When Microsoft's not making software or technological marvels in its labs, it's fighting crimes with its Digital Crimes Unit. This morning we learned about one of its missions, from The New York Times, which sounds more like a scene in a movie than something that goes on at a geeky computer company. "Microsoft employees, accompanied by United States marshals, raided two nondescript office buildings in Pennsylvania and Illinois on Friday, aiming to disrupt one of the most pernicious forms of online crime today -- botnets, or groups of computers that help harvest bank account passwords and other personal information from millions of other computers," write The Times' Nick Wingfield and Nicole Perlroth. Raiding a crime scene isn't exactly something we associate with Microsoft, but the company has a whole Digital Crimes Unit devote to this type of thing.

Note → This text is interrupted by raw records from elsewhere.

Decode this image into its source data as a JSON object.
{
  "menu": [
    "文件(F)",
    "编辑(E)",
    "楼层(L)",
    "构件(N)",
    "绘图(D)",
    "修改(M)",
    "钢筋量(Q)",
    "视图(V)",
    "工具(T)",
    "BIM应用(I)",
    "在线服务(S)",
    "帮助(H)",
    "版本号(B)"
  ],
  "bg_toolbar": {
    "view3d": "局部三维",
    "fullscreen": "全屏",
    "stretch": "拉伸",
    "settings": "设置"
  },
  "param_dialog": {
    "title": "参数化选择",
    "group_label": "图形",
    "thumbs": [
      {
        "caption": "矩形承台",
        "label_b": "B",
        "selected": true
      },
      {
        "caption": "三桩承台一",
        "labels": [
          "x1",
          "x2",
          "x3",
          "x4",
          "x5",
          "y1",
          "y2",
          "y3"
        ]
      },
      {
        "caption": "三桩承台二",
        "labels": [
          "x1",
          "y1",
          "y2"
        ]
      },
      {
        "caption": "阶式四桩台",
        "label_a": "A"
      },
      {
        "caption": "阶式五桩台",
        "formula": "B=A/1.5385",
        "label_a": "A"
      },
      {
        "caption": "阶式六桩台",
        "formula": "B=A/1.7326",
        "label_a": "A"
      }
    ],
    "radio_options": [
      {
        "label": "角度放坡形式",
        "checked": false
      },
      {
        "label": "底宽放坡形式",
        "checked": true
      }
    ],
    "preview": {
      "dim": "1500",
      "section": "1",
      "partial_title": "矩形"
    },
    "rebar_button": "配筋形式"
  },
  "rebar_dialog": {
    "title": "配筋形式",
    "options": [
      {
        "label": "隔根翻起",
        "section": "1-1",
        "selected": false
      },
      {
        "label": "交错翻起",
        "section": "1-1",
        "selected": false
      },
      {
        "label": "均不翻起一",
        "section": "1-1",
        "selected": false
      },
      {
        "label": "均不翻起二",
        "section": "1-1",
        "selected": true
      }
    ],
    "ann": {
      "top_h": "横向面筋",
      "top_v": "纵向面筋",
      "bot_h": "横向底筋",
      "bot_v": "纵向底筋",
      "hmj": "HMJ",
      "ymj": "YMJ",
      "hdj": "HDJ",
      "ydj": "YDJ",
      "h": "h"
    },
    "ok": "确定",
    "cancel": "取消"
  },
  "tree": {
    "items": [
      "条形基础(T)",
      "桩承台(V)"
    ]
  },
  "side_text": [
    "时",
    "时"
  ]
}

From the sounds of it, Microsoft is like the Batman of cyber-crime. Dissatisfied with the way traditional law enforcement agencies have handled Internet evil, the company looks into these security holes itself. "The sweep was part of a civil suit brought by Microsoft in its increasingly aggressive campaign to take the lead in combating such crimes, rather than waiting for law enforcement agencies to act," continue Wingfield and Perlroth. And, like Batman it has the money to do it -- it once offered a $250,000 reward for information related to the identification and conviction of hackers operating a group of bots.
Read the full story at The Atlantic Wire.